Work instruction ::
Using the listing, copy each whole line that features "intro".

Data to use ::
****************
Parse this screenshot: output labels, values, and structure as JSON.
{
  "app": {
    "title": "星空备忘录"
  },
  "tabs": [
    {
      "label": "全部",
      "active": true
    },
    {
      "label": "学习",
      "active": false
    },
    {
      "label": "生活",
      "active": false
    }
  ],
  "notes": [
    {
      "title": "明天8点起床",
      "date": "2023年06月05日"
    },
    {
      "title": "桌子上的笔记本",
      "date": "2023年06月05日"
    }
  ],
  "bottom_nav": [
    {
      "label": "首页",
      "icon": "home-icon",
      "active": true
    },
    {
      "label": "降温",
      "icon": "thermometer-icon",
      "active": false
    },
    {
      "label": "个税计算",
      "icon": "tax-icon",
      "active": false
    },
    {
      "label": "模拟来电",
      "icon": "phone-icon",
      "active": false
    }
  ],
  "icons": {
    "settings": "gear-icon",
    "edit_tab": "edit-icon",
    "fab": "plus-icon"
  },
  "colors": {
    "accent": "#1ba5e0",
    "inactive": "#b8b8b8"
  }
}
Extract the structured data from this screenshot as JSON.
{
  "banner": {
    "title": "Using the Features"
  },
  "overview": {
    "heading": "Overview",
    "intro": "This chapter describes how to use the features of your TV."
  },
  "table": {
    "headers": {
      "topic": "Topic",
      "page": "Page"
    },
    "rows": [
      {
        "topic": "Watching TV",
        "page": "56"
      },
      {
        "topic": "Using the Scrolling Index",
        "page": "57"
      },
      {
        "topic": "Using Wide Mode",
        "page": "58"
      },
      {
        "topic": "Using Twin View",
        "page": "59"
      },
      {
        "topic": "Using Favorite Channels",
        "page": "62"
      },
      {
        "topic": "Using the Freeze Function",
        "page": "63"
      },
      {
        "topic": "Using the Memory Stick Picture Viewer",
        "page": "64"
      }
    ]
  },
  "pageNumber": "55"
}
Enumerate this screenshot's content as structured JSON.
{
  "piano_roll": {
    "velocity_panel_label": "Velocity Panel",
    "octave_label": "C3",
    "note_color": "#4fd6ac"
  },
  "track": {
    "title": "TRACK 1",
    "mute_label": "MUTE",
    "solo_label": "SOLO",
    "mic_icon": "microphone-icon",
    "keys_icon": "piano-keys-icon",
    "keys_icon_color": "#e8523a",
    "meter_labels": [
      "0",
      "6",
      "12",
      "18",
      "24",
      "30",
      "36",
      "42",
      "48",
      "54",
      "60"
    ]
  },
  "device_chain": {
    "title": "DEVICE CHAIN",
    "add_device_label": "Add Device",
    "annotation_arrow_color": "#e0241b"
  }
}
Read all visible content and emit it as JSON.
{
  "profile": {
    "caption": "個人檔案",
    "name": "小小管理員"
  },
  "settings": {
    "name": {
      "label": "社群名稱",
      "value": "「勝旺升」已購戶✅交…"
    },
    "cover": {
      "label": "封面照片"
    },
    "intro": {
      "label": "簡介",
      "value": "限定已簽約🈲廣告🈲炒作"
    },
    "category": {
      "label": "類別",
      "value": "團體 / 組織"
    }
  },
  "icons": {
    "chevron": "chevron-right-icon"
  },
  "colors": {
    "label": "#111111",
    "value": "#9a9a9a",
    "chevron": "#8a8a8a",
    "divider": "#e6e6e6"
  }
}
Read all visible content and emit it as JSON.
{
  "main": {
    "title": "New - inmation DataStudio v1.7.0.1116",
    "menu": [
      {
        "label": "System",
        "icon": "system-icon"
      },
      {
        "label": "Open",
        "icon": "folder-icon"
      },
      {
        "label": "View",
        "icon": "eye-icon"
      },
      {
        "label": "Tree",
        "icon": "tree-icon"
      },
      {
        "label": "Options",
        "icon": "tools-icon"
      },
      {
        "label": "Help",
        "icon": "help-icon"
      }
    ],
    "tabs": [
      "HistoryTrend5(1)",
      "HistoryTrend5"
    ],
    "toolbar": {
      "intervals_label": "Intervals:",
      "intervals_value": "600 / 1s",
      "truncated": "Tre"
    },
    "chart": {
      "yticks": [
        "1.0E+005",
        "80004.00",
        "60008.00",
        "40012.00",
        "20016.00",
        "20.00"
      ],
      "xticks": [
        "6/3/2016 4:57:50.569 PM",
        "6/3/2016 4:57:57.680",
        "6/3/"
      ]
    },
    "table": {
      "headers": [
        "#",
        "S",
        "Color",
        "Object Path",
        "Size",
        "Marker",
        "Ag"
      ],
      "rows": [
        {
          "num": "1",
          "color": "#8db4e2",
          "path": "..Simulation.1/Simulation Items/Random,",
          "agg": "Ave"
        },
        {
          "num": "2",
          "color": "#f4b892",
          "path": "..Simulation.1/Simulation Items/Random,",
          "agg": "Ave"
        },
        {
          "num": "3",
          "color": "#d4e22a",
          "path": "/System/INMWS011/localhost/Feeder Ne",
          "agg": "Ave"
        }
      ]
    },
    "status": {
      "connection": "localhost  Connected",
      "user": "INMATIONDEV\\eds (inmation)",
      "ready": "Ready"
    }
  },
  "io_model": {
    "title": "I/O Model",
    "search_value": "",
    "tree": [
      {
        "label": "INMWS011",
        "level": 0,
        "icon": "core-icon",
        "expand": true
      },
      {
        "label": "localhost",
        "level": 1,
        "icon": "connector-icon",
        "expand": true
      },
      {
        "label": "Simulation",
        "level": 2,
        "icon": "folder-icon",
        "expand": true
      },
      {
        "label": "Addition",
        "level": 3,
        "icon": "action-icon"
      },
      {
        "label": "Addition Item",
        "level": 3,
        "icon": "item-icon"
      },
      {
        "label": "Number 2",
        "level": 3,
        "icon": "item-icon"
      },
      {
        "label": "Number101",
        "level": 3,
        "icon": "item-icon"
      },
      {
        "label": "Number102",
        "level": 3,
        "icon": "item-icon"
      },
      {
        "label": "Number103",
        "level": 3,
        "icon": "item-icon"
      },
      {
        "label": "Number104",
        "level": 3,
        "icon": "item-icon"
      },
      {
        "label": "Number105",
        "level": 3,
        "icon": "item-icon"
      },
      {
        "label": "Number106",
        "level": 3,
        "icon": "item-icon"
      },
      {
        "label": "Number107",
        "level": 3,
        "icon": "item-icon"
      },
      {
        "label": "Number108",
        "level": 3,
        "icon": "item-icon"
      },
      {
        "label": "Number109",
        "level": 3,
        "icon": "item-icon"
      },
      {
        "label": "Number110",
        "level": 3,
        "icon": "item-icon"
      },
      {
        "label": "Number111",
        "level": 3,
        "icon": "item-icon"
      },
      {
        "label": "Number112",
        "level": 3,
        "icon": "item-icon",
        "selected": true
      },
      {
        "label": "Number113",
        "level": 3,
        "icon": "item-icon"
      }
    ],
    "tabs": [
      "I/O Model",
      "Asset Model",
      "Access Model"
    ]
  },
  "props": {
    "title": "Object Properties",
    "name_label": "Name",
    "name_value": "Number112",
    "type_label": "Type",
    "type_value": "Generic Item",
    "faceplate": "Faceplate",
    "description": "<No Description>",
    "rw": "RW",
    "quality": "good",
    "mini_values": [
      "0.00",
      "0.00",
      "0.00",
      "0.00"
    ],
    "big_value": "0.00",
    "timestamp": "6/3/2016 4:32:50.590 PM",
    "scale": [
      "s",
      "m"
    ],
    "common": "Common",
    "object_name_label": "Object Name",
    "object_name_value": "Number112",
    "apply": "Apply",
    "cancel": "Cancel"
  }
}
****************
Task result ::
    "intro": "This chapter describes how to use the features of your TV."
    "intro": {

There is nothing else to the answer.